> [Exercise objective]:
From the entries below, copy out all lines holding "JSON".

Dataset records
########
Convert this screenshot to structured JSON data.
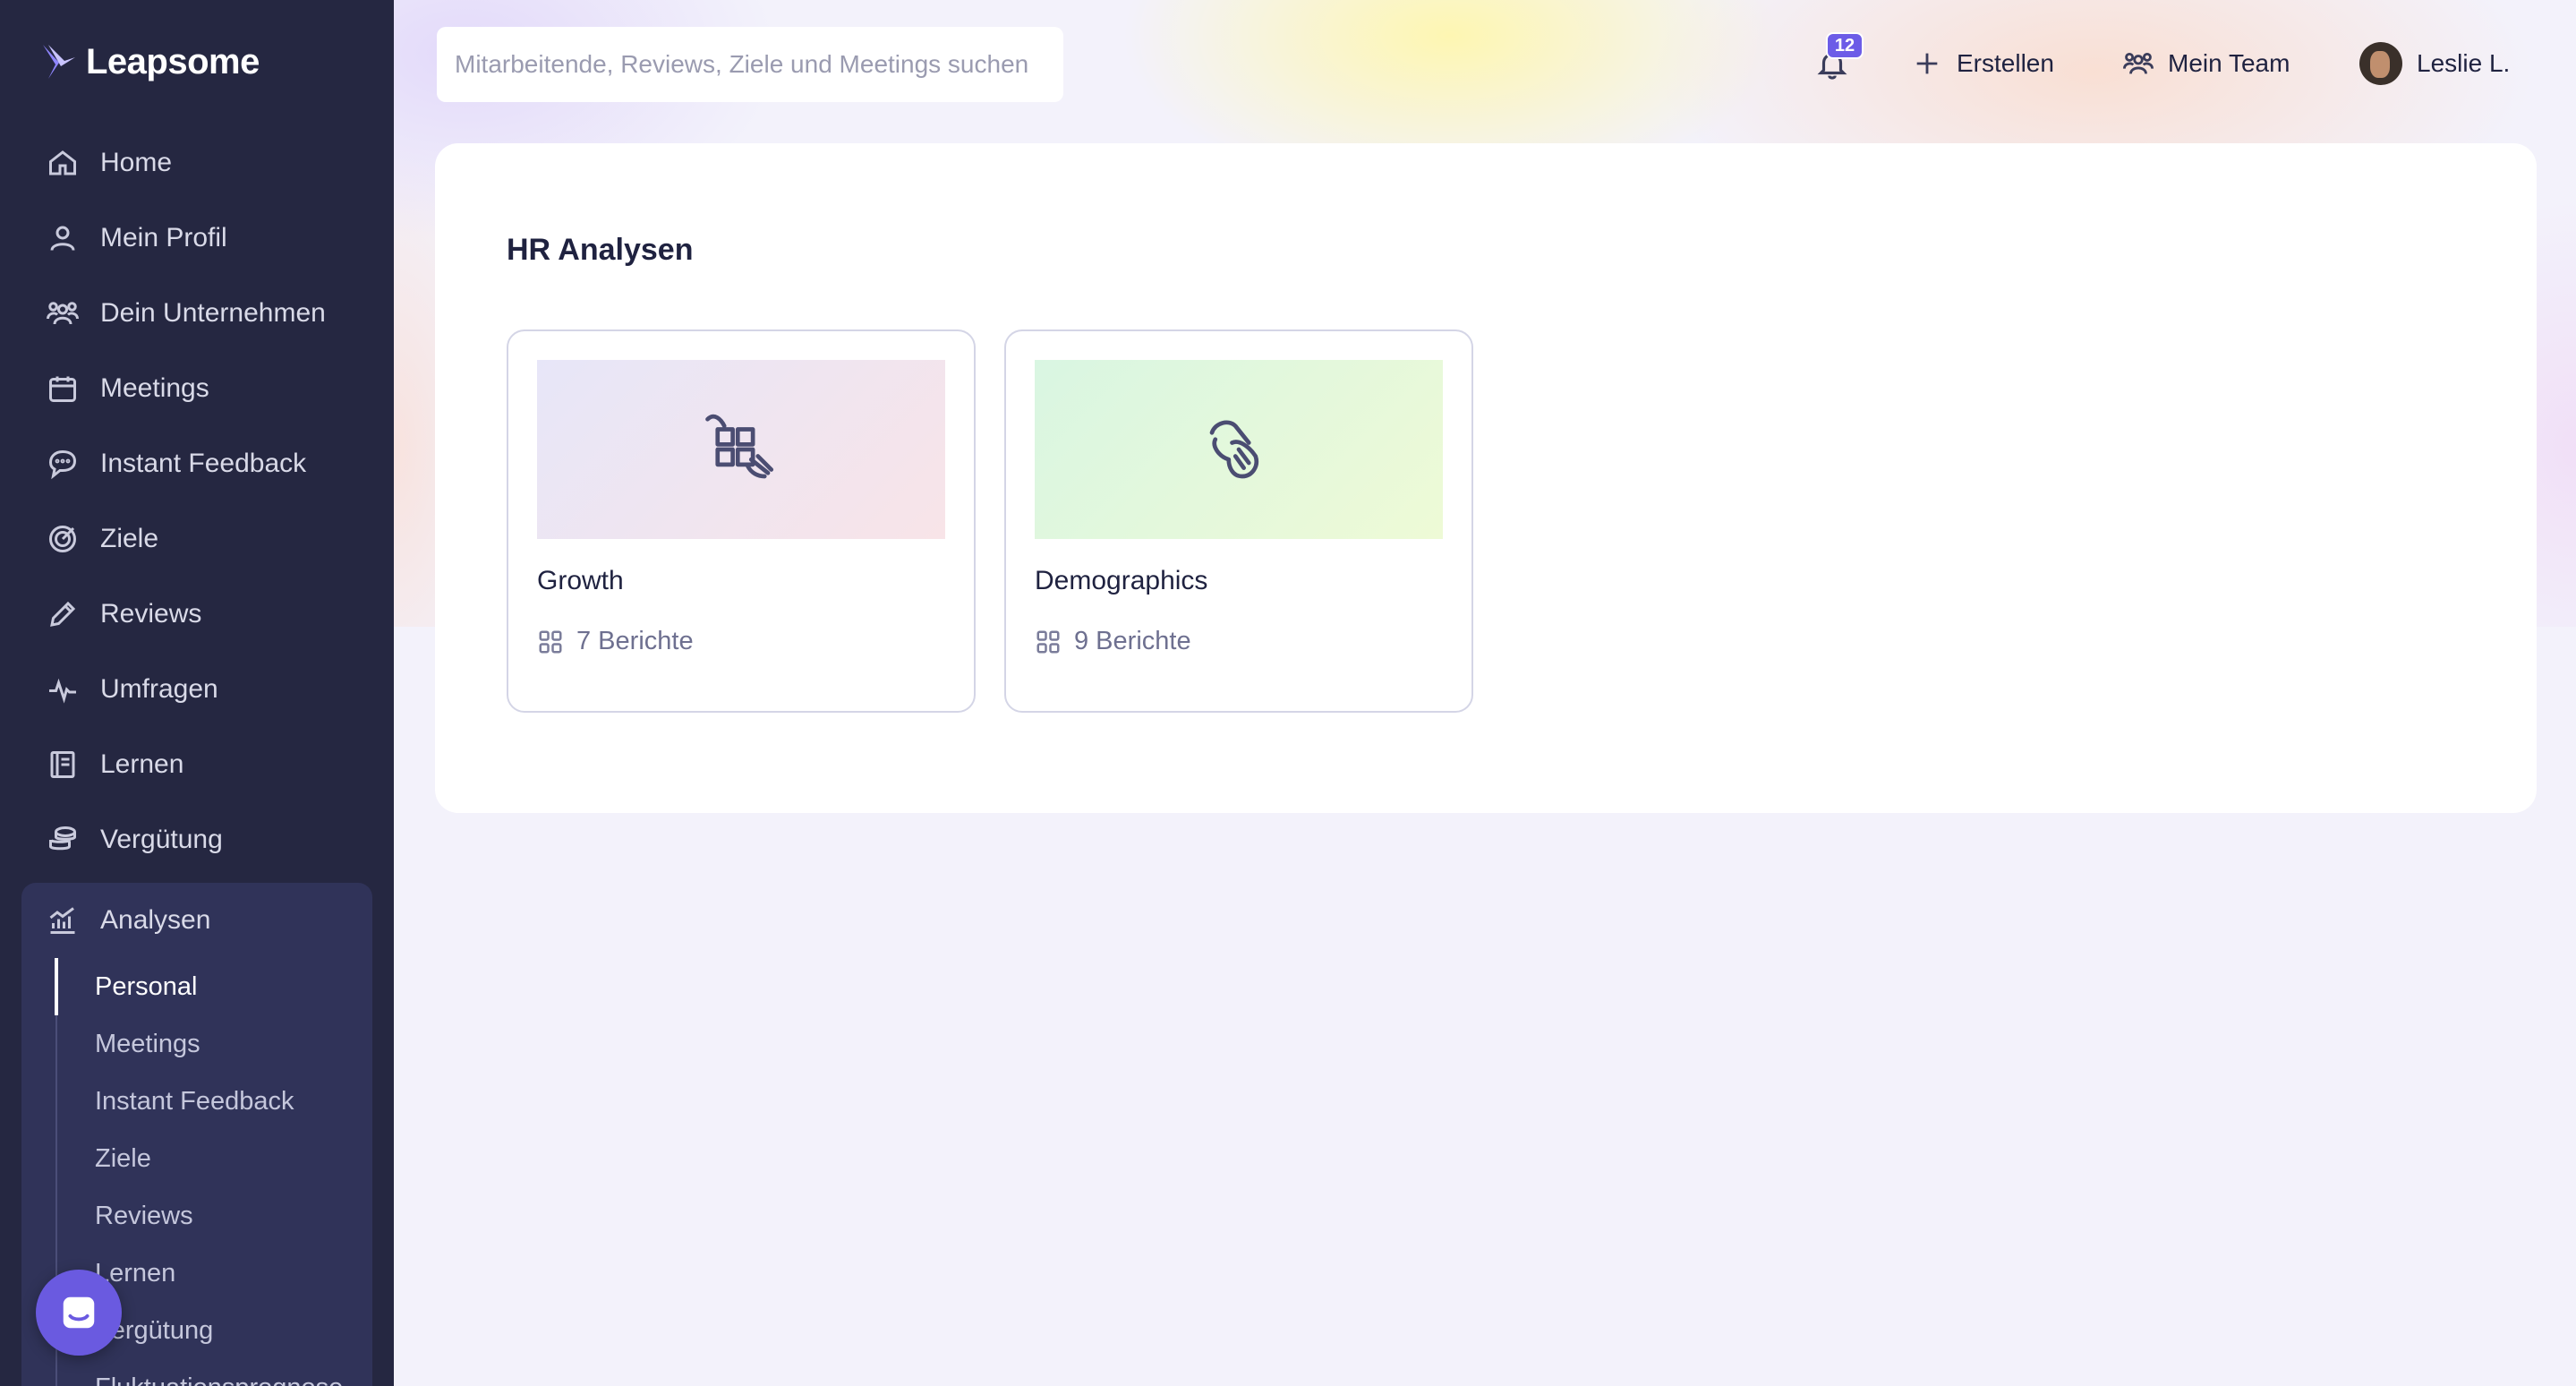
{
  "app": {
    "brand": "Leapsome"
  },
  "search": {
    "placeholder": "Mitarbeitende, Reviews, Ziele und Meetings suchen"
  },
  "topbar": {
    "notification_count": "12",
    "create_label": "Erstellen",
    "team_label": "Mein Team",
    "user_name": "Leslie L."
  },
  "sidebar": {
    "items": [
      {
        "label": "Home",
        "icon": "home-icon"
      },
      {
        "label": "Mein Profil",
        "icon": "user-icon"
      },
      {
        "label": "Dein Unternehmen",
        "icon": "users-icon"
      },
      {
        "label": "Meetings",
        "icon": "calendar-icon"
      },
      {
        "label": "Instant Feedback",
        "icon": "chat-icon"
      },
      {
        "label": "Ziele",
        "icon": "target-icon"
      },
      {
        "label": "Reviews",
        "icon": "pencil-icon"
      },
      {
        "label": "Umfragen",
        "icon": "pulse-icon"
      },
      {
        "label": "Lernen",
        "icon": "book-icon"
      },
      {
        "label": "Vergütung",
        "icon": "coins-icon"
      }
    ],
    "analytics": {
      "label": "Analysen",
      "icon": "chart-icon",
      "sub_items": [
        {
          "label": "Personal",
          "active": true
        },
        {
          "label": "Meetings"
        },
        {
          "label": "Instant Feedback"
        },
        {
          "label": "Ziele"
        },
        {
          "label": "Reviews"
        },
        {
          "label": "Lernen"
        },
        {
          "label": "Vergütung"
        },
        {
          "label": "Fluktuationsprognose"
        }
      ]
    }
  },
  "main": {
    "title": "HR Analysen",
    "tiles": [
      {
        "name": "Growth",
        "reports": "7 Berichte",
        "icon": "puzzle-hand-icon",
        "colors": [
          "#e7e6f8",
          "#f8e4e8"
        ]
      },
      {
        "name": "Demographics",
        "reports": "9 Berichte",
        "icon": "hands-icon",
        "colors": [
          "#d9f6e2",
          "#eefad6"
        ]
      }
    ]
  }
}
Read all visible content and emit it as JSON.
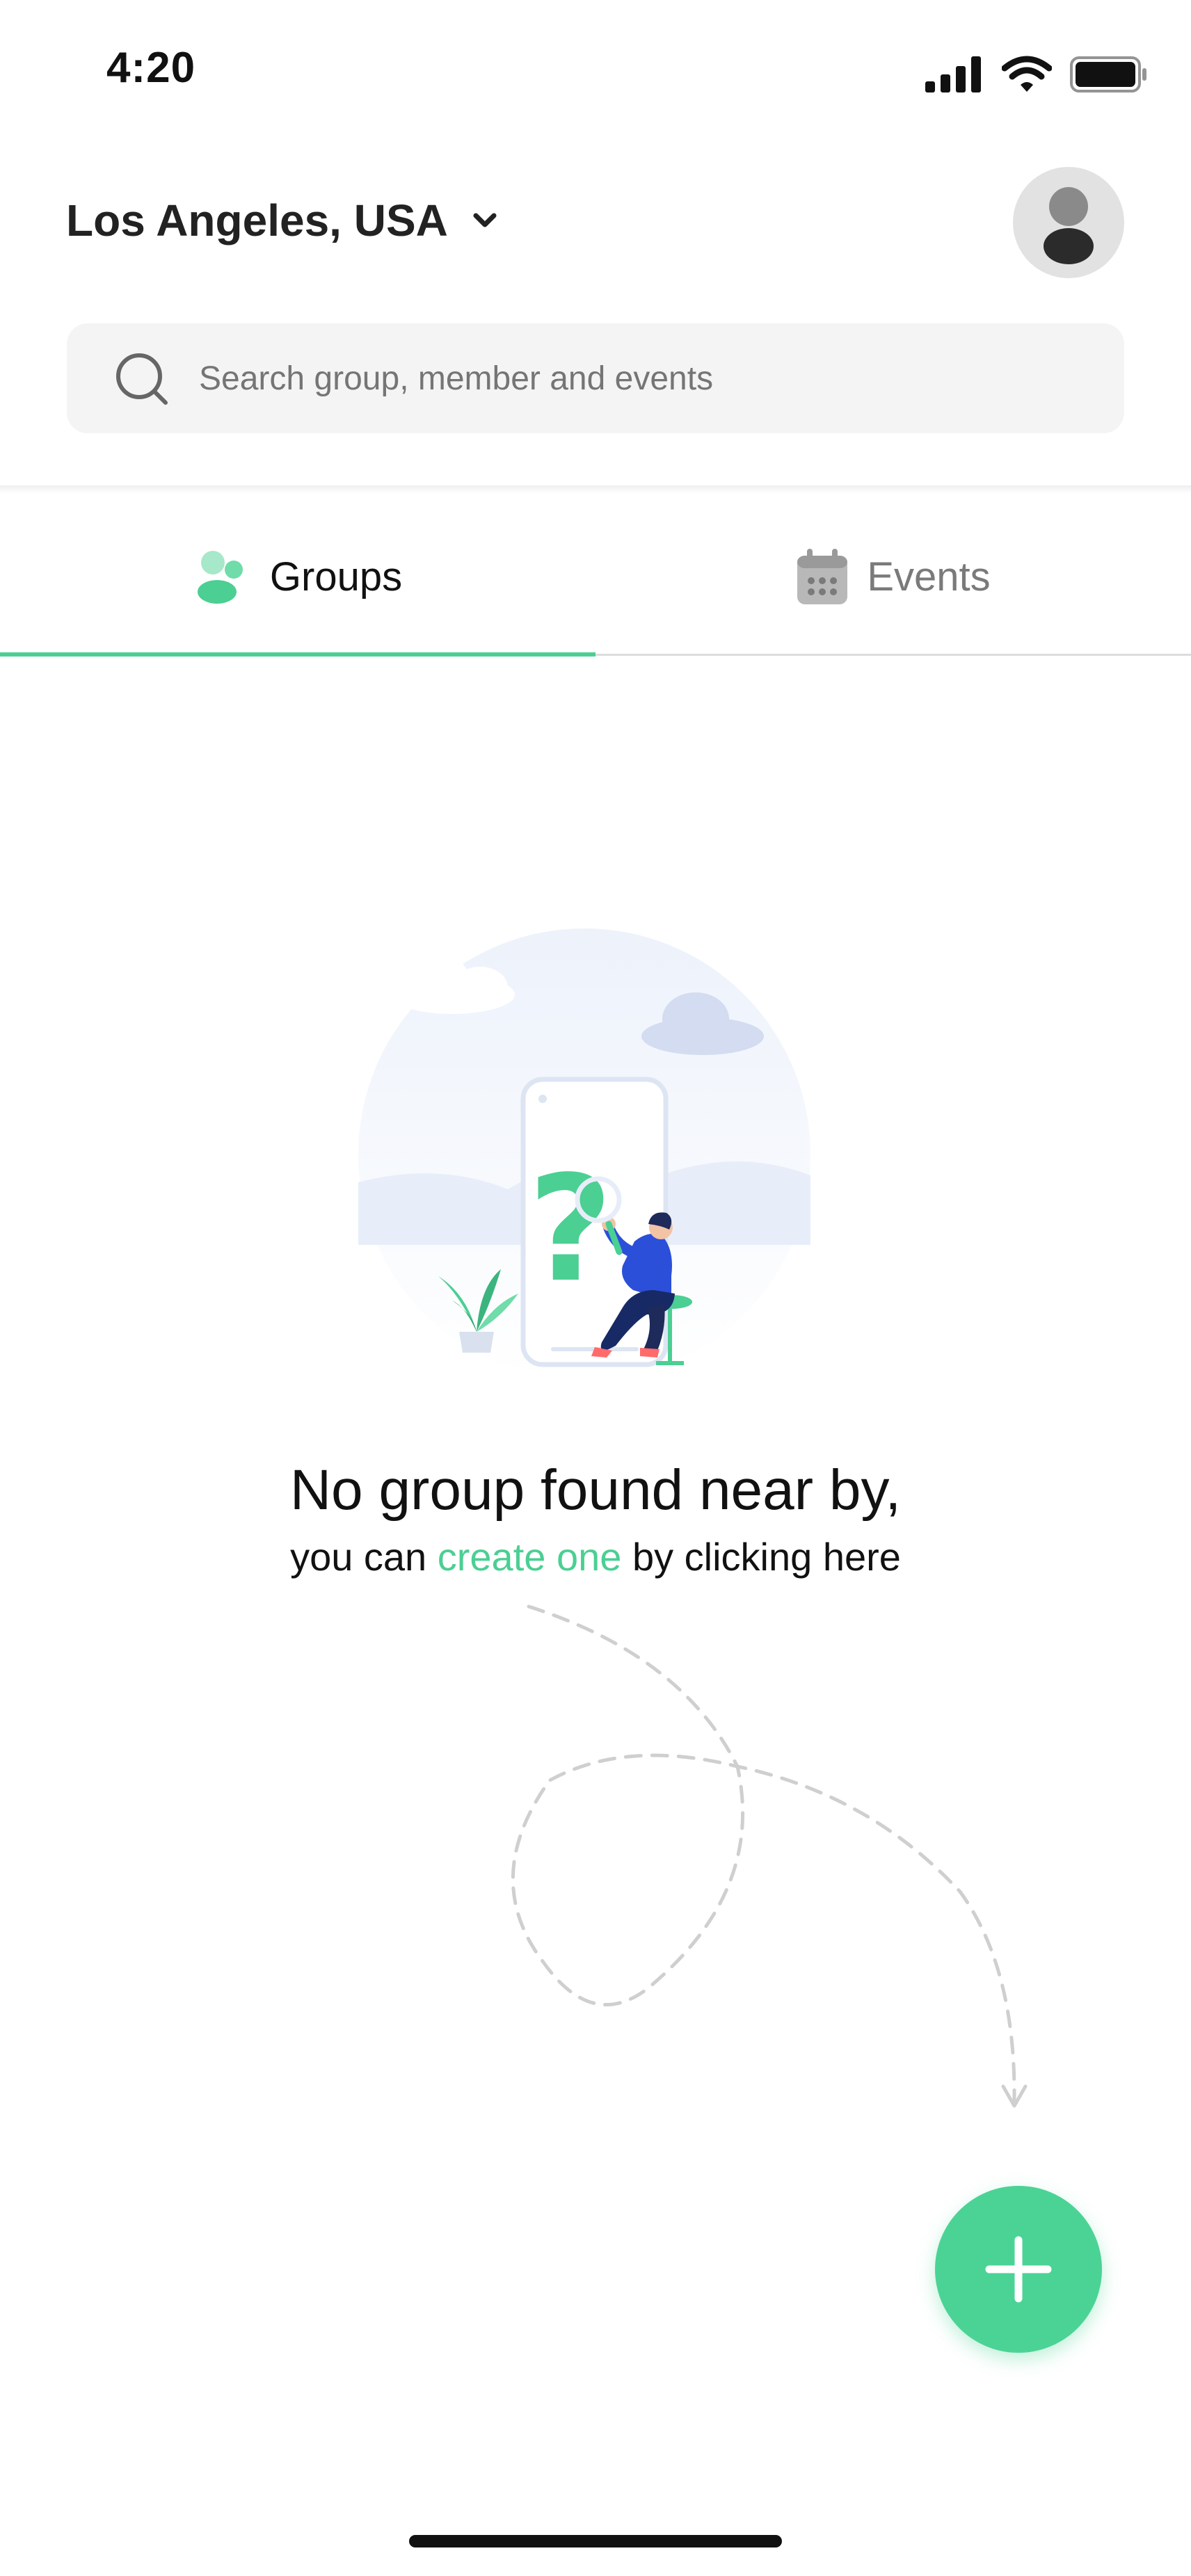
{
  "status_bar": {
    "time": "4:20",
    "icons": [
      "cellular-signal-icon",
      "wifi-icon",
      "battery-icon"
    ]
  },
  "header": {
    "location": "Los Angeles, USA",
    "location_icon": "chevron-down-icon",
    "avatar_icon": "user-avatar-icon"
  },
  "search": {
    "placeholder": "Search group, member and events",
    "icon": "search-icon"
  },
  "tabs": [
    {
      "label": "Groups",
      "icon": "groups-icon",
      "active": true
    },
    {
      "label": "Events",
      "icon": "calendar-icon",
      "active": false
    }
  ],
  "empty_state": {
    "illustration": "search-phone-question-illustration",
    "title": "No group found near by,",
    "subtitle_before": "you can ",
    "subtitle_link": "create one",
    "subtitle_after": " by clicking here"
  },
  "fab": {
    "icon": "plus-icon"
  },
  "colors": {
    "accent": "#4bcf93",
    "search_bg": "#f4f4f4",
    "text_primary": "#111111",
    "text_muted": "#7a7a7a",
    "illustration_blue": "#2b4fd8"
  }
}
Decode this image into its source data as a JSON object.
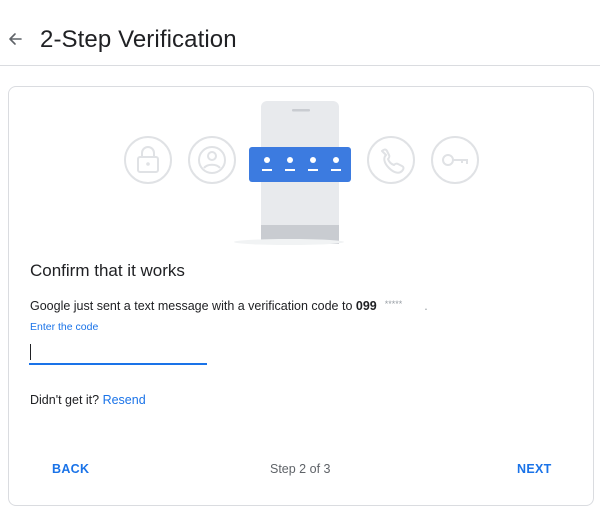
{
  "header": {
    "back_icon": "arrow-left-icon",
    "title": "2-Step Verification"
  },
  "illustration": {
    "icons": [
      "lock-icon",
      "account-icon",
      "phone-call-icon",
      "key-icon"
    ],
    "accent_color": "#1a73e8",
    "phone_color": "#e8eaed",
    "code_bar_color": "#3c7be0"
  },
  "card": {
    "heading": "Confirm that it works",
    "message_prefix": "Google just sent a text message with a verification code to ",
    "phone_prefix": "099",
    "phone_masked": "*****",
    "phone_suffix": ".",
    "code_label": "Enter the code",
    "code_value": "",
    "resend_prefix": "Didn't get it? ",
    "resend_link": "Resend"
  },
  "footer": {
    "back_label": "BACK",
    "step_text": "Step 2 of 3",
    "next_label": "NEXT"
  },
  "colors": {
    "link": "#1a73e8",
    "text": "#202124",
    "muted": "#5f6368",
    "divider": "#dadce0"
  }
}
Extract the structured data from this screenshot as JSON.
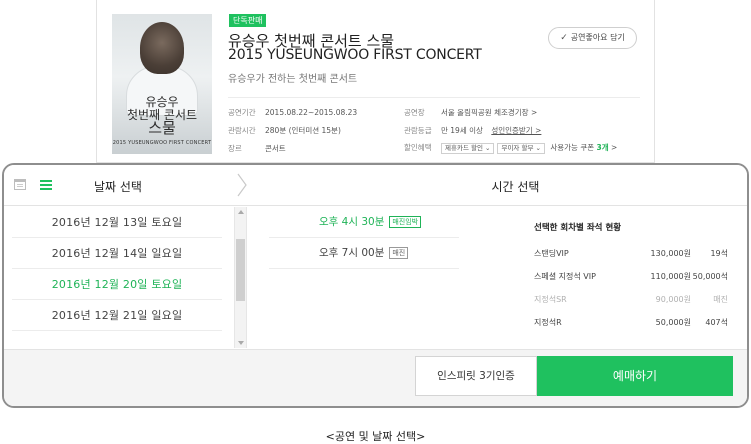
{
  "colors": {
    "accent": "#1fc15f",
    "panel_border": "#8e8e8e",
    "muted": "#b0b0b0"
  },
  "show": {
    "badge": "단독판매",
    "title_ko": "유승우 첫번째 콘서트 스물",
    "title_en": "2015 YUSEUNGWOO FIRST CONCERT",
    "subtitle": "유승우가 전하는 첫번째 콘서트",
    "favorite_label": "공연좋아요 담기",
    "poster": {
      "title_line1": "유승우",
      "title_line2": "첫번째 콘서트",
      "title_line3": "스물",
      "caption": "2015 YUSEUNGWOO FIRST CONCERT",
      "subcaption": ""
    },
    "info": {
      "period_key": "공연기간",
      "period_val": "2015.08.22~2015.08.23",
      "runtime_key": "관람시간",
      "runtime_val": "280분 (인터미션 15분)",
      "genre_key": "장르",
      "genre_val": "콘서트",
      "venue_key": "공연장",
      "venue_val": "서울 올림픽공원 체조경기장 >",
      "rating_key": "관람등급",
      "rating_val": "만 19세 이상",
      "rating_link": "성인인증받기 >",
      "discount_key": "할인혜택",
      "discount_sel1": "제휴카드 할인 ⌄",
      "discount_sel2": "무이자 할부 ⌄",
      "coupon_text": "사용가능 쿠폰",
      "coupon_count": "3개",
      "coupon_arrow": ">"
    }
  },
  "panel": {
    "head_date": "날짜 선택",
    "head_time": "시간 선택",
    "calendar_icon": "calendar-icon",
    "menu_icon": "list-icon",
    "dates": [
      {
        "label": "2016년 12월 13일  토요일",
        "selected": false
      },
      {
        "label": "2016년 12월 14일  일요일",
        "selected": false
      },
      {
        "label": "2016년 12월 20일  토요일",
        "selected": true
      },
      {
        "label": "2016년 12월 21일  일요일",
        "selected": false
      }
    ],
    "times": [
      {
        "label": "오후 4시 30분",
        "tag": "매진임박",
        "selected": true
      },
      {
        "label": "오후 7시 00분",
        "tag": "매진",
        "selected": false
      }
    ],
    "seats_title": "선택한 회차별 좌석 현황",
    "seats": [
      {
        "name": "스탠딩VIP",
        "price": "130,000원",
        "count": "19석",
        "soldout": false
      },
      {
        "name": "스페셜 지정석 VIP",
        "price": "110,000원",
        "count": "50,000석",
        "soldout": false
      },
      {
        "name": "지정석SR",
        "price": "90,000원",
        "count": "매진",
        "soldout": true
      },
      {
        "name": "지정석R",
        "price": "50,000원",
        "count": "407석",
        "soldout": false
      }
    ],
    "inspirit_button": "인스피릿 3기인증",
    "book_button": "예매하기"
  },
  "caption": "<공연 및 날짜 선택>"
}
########
> [The completed task]:
Convert this screenshot to structured JSON data.
Read all visible content and emit it as JSON.
Decode this image into its source data as a JSON object.
Extract the structured data from this screenshot as JSON.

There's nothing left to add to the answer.